** Given information follows **

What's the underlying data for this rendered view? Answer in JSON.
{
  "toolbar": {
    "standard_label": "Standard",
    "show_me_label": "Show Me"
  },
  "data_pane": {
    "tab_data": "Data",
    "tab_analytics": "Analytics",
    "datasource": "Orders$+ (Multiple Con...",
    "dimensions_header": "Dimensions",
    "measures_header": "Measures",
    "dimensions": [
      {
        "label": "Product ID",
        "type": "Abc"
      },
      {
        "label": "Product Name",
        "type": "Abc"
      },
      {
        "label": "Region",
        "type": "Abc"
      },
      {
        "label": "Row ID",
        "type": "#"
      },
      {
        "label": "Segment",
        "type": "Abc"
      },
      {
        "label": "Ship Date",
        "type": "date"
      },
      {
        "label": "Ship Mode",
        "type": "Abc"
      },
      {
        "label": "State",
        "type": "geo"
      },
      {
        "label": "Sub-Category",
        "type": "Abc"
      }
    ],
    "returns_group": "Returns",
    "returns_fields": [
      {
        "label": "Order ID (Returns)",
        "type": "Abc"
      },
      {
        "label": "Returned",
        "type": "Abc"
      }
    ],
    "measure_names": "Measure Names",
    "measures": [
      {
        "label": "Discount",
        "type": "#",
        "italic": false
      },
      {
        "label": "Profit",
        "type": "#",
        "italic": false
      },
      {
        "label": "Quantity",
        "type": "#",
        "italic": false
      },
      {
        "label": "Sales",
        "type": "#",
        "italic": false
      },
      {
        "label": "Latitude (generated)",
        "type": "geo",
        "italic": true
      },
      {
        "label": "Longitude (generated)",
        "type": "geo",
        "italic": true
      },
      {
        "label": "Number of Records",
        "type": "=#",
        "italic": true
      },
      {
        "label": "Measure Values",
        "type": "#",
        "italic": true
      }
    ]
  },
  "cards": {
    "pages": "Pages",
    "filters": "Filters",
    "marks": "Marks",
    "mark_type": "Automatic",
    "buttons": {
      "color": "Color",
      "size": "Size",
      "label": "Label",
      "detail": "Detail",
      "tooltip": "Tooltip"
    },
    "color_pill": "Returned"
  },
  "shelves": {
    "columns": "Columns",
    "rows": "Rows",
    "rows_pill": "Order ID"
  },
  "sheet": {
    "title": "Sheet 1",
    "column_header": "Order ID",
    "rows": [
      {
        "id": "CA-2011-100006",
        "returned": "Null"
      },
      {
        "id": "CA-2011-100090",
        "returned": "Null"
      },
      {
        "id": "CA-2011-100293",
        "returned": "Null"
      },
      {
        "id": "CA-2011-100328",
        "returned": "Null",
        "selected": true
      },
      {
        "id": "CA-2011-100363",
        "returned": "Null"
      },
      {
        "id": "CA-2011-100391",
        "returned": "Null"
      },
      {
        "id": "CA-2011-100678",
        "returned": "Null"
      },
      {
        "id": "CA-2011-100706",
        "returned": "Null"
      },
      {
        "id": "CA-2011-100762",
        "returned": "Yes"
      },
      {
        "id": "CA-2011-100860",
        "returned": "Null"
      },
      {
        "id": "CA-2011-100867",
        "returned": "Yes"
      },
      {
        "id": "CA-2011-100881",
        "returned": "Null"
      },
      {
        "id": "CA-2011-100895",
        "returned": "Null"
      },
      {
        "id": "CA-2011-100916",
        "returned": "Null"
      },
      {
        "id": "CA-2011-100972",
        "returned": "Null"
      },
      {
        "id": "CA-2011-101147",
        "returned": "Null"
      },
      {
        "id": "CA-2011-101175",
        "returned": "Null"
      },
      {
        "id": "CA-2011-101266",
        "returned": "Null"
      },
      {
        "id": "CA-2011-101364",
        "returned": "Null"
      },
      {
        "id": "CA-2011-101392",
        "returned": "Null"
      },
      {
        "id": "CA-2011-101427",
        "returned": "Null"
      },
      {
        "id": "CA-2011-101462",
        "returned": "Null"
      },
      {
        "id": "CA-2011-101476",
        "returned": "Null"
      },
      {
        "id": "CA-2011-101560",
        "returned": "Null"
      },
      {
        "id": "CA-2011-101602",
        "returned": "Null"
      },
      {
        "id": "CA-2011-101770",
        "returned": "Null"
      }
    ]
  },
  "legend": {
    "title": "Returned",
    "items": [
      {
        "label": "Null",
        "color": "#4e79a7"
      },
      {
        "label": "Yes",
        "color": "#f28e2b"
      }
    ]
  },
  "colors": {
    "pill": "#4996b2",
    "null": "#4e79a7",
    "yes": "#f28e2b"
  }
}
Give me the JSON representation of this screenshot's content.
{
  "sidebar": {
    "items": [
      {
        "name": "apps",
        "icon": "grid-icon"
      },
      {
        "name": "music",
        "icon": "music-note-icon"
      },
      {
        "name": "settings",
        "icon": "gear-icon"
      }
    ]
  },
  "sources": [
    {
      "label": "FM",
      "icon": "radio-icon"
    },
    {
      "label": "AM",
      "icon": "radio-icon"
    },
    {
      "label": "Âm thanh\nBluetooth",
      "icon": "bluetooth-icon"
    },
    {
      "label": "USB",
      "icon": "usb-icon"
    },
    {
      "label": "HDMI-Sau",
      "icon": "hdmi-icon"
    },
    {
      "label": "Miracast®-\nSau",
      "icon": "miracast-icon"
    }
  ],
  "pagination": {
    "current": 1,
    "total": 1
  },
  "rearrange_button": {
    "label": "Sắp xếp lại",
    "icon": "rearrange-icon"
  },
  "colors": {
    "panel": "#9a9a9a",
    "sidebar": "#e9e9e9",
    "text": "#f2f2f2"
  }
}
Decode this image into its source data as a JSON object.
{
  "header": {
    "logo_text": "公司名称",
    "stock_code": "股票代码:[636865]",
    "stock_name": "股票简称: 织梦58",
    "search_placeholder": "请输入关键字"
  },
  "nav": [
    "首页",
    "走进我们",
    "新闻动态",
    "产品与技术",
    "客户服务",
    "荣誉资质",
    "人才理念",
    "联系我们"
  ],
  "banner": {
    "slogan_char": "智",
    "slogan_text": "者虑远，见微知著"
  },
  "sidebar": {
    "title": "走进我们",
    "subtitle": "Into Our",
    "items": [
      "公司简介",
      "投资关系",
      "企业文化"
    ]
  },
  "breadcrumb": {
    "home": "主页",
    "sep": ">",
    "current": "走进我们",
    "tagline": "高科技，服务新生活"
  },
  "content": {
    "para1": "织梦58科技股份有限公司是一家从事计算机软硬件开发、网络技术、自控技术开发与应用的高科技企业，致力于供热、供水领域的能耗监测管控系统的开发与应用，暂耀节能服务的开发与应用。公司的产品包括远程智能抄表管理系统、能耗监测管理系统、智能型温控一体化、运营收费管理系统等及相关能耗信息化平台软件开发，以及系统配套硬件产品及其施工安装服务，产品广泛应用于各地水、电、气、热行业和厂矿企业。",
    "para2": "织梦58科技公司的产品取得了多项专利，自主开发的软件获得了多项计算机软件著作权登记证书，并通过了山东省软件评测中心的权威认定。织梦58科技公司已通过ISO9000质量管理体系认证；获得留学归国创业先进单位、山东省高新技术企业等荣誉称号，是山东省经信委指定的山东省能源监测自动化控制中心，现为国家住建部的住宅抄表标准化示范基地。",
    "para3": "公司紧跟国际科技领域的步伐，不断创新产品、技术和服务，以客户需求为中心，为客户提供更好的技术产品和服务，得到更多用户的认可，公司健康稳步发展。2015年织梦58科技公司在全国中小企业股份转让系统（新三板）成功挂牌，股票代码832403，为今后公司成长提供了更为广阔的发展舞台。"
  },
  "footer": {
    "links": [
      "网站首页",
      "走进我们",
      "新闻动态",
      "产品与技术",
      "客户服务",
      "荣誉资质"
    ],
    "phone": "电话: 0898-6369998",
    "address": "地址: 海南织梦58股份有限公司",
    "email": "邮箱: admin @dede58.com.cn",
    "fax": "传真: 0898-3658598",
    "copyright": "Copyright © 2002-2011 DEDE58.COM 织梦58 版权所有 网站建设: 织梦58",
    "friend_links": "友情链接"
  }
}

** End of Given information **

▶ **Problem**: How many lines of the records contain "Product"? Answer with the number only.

▶ **Result for this task**: 2